Real Live Action

New Forms — Thursday

September 18 @ Science World

Real Live Recap by Daniel Lins

Stan Vanderbeek visuals || photo by Yu Su

The organizers of New Forms Festival seem to have struck gold this year with their choice of venue. Science World is an ideal place for a multimedia festival that explores themes of technology and the contemporary, drawing from the museum’s original purpose as a showpiece during Expo 86.

Thursday, September 18’s early evening event was housed under the concave dome of the Omnimax theatre. Once used to screen the first ever Imax 3D film, the theatre featured works by the late experimental video artist Stan Vanderbeek. A sort of anthropological study of 20th century media, the layers of looping film included photo slideshows, nude interpretive dancing, and provocative political satire. The silence was filled by Davachi / Smith, a collaboration between two electronic music scholars. Their entire 30-minute set consisted of a single piece: a wall of sound and oscillating harmonies that grew slowly but surely, like a nuclear explosion in slow motion, to a cacophonous, beat-driven finish.

Following the duo in a similar yet slightly darker vein, Sinoia Caves (Jeremy Schmidt of Black Mountain) played cinematically flavoured, drawn out ambient jams. The theatre’s subwoofers were put to the test by the pulsating basslines.

 Subotnik || photo by the author
Subotnik || photo by Daniel Lins

Watching Morton Subotnick close the first part of the night was truly a treat. A veteran and pioneer of experimental music, he made full use of the theatre’s surround sound system, creating an immersive 3D soundscape of amorphous noises. A few times I caught audience members, including myself, turning their heads instinctively in a futile attempt to catch a glimpse of the fleeting, whispery vocal samples flying around the stereo field. Subotnick wrapped up his performance on a euphorically melodic note, with a short but sweet series of arpeggios originating from his Buchla 200e modular synth.

Kevin Beasley || photo by Yu Su
Kevin Beasley || photo by Yu Su

After a 30 minute intermission that awarded the nearby McDonald’s an artsy influx of festival-goers, the second floor scheduling began with a jarringly dark performance by Kevin Beasley. Dressed in all black and a gas mask, Beasley stalked around his custom-built speakers in an apparent daze, like a masked terrorist among hostages, growling indistinctly into microphones. After a while he fell to his knees in front of two CDJs, and played a brutalist minimal techno set for what was longer than some of the audience could handle.

With a shift of curtains and only a brief break, the mass of attendees were invited into a new corner of the expo space, allowing for Inga Copeland’s set to start precisely on time. Copeland played most of her freshly released solo album, Because I’m Worth It, a bold follow-up to the breakup of Hype Williams, her iconoclastic collaboration with Dean Blunt.
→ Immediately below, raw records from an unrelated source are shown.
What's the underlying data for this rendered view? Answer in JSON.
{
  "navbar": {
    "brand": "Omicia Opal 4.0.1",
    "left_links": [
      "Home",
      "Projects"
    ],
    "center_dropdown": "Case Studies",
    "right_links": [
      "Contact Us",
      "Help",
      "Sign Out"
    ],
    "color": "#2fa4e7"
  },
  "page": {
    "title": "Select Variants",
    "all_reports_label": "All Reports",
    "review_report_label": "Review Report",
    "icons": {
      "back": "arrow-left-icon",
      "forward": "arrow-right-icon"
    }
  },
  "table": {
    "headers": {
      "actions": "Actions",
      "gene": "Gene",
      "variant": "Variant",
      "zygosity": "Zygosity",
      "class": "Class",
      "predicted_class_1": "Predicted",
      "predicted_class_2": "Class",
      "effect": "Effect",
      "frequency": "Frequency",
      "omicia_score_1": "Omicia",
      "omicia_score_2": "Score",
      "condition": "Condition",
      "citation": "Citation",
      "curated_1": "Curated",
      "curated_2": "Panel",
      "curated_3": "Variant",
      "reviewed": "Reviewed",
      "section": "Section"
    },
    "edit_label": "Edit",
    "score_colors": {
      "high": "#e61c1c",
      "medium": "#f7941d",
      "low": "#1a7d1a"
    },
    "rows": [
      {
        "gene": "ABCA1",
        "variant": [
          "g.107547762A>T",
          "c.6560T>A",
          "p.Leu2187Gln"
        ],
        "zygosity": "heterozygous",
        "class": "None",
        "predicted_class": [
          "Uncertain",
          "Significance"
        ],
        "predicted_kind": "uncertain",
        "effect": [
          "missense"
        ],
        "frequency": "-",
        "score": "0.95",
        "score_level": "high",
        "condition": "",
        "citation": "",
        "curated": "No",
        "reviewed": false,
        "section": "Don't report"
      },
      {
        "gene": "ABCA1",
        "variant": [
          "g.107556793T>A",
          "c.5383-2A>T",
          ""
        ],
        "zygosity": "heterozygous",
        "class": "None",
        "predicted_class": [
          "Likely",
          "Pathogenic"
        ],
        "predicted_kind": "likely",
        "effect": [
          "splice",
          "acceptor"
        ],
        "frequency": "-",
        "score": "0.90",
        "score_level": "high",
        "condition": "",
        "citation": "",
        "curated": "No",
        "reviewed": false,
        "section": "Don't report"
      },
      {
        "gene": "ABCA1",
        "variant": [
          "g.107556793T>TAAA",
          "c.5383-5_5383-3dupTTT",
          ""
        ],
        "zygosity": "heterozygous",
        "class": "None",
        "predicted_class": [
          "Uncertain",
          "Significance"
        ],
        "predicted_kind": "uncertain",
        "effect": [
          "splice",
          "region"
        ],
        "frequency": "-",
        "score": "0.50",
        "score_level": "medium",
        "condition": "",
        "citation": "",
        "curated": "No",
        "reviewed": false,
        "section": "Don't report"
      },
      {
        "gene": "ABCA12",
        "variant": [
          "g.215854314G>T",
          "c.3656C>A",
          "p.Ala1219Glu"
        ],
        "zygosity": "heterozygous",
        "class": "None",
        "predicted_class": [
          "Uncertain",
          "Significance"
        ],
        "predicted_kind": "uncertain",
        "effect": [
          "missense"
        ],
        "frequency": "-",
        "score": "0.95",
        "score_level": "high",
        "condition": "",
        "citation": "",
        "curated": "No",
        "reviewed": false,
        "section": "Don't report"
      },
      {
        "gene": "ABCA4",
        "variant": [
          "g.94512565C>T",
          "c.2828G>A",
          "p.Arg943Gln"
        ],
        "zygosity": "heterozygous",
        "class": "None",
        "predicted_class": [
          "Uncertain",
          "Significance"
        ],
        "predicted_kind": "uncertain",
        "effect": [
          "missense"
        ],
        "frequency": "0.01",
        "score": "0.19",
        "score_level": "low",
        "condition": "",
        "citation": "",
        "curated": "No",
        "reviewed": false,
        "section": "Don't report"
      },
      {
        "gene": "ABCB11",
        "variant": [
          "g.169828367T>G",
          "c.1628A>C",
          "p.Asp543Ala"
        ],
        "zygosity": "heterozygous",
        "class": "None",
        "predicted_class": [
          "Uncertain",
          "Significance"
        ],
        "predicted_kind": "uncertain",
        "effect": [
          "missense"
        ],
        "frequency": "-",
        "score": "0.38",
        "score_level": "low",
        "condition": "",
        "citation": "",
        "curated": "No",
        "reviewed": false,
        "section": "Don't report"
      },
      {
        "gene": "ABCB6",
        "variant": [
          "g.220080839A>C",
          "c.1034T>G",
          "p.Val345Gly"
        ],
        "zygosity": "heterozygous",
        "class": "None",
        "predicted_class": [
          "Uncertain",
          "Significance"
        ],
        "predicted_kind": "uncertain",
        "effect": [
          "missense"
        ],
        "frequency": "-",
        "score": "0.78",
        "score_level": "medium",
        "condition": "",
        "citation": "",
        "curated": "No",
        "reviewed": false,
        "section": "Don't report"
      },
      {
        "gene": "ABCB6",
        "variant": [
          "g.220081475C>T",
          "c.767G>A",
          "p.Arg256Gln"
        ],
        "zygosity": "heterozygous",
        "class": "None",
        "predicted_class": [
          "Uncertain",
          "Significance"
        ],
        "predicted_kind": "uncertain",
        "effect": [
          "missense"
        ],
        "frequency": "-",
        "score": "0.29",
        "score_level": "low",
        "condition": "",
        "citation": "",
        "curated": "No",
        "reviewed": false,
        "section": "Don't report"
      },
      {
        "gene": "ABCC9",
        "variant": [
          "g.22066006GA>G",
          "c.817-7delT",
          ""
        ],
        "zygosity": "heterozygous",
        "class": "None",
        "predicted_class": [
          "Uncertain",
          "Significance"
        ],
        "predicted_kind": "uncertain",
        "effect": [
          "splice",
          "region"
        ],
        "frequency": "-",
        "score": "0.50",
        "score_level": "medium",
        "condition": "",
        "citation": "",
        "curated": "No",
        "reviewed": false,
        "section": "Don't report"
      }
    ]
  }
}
She layered live vocals on top of skull-piercing percussive elements that, although bordering on the physically painful, put everyone into a decidedly dancing mood.

Young Braised || photo by Yu Su
Young Braised || photo by Yu Su

Next up was Vancouver hip-hop fixture Young Braised, whose oddball persona, witty lyrics, and warm, infectious beats have won him a dedicated and affectionate fanbase. His performance was in large part mediated through a cleverly executed visual component provided by his fiancee, artist Soledad Muñoz. The eccentrically brainy rapper dispensed his characteristic flow from behind two silk screens, onto which a live feed of both him and the crowd were projected, finally coming out from behind the images of himself for his iconic tune, “Murakami.”

Dâm-Funk || photo by Daniel Lins
Dâm-Funk || photo by Daniel Lins

While the night was originally intended to be closed by an anticipated performance from Madlib, unforeseeable circumstances had gotten in the way. Instead, LA co-resident and Stones Throw labelmate Dâm-Funk was sent to reassure us all that the funk is far from dead. Although the funk was often interrupted by heated bouts of shit-talking and passionate digressions on racial insensitivity, the cosmic emissary of soul left few doubtful with his stage presence throughout a heated DJ set infused with positively sexy vocals.